Just one month before before recording “Like a Rolling Stone,” Dylan was in Europe wrapping up the solo acoustic tour chronicled in D.A. Pennebaker’s documentary Don’t Look Back. The electric “Subterranean Homesick Blues” had been out for three months and was all over the radio, but his concerts were completely unplugged affairs and protest songs like “The Lonesome Death of Hattie Carroll” and “The Times They Are-A Changin'” were still sprinkled into his set list. But somewhere on the tour, he began penning a long, free-form piece of writing he compared to “vomit.” [It was] just a rhythm thing on paper all about my steady hatred,” he said, “directed at some point that was honest.”
He headed back to Woodstock when the tour wrapped and continued to work on the piece. “The first two lines, which rhymed ‘kiddin’ you’ and ‘didn’t you,’ just about knocked me out,” he told Rolling Stone in 1988, “and when I got to the jugglers and the chrome horse and the princess on the steeple, it all just about got to be too much.” It’s a venomous song, but he’s never public revealed the inspiration, assuming it was even a single person. People have guessed that “Miss Lonely” is everyone from Edie Sedgwick to Marianne Faithfull or even Joan Baez, but the answer is almost certainly not that simple.
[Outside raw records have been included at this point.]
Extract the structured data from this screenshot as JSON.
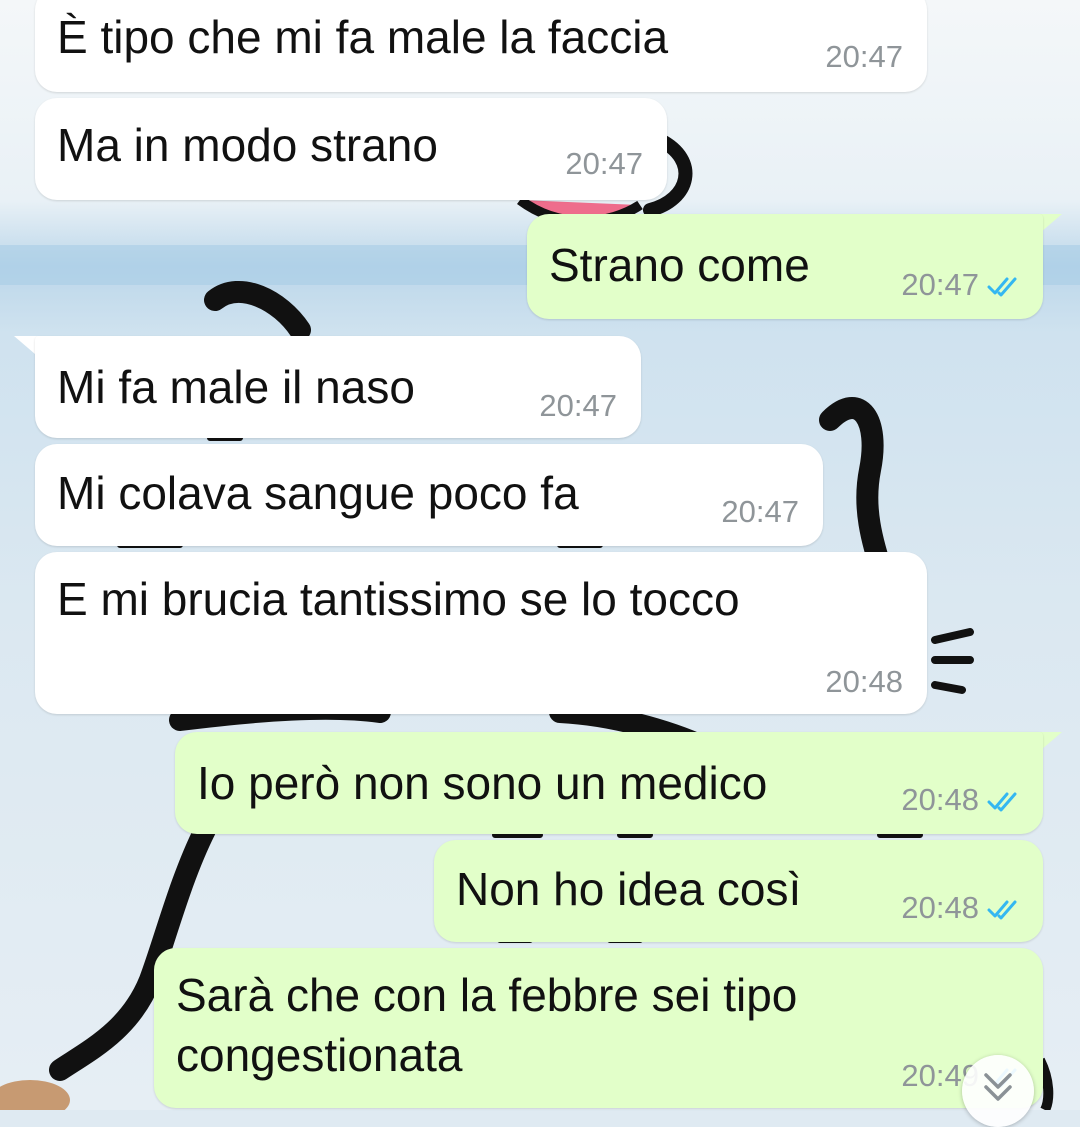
{
  "messages": [
    {
      "text": "È tipo che mi fa male la faccia",
      "time": "20:47",
      "direction": "incoming"
    },
    {
      "text": "Ma in modo strano",
      "time": "20:47",
      "direction": "incoming"
    },
    {
      "text": "Strano come",
      "time": "20:47",
      "direction": "outgoing",
      "status": "read"
    },
    {
      "text": "Mi fa male il naso",
      "time": "20:47",
      "direction": "incoming"
    },
    {
      "text": "Mi colava sangue poco fa",
      "time": "20:47",
      "direction": "incoming"
    },
    {
      "text": "E mi brucia tantissimo se lo tocco",
      "time": "20:48",
      "direction": "incoming"
    },
    {
      "text": "Io però non sono un medico",
      "time": "20:48",
      "direction": "outgoing",
      "status": "read"
    },
    {
      "text": "Non ho idea così",
      "time": "20:48",
      "direction": "outgoing",
      "status": "read"
    },
    {
      "text_line1": "Sarà che con la febbre sei tipo",
      "text_line2": "congestionata",
      "time": "20:49",
      "direction": "outgoing",
      "status": "read"
    }
  ],
  "icons": {
    "read_receipt": "double-check-icon",
    "scroll_down": "chevron-double-down-icon"
  },
  "colors": {
    "incoming_bubble": "#ffffff",
    "outgoing_bubble": "#e2ffc9",
    "timestamp": "#8f9599",
    "read_tick": "#34b7f1"
  }
}
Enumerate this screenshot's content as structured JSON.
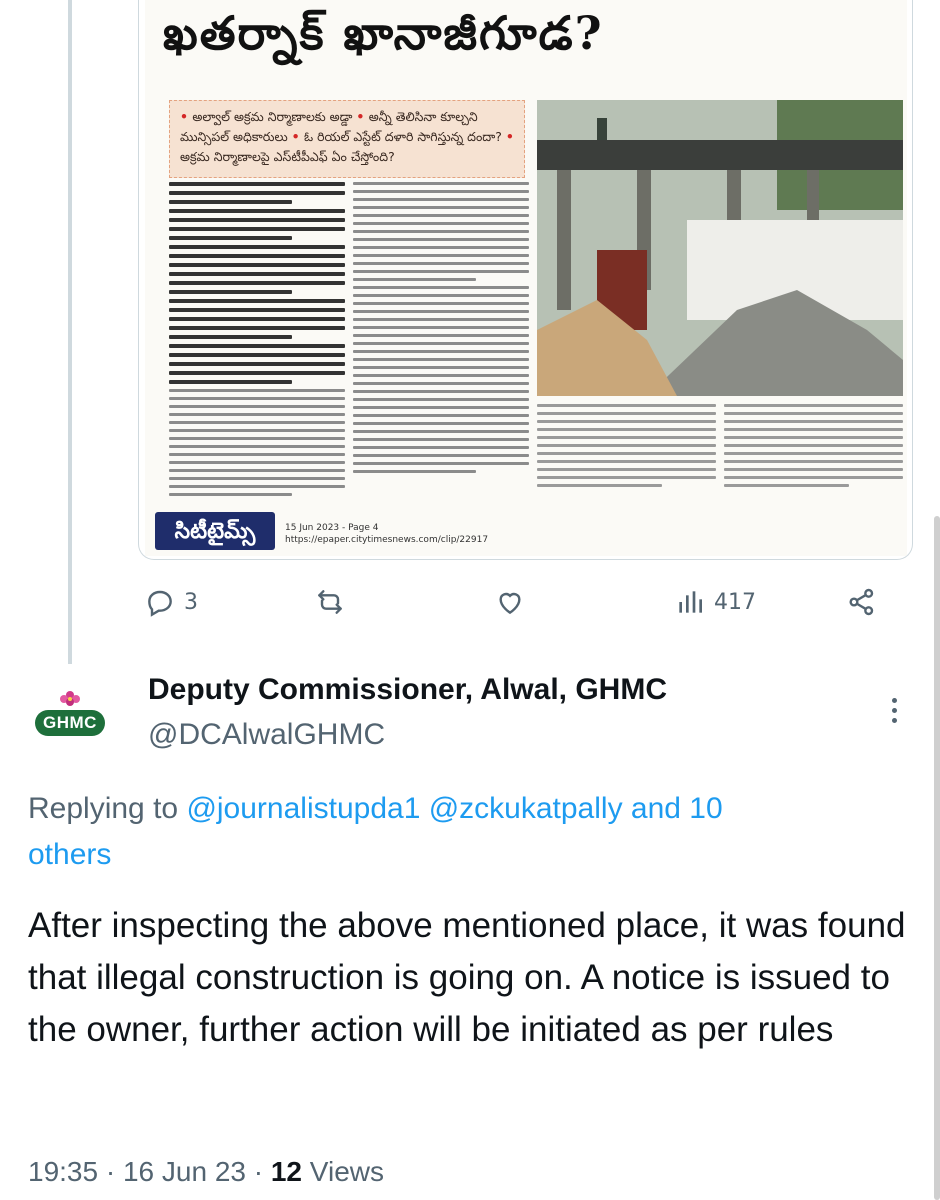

The song began to take shape on June 15th, 1965 when Dylan started work on Highway 61 Revisited with producer Tom Wilson, guitarist Mike Bloomfield, pianist Paul Griffin, drummer Bobby Gregg and bassist Joseph Macho. “I saw him at a few parties and then out of the clear-blue sky, he called me on the phone to cut a record,” Bloomfield told Rolling Stone in 1968. “So I bought a Fender, a really good guitar for the first time in my life, without a case, a Telecaster. . .I had never been on a professional, big-time session with studio musicians. I didn’t know anything. I liked the songs. If you had been there, you would have seen it was a very disorganized, weird scene. Since then I’ve played on millions of sessions and I realize how really weird that Dylan session was.”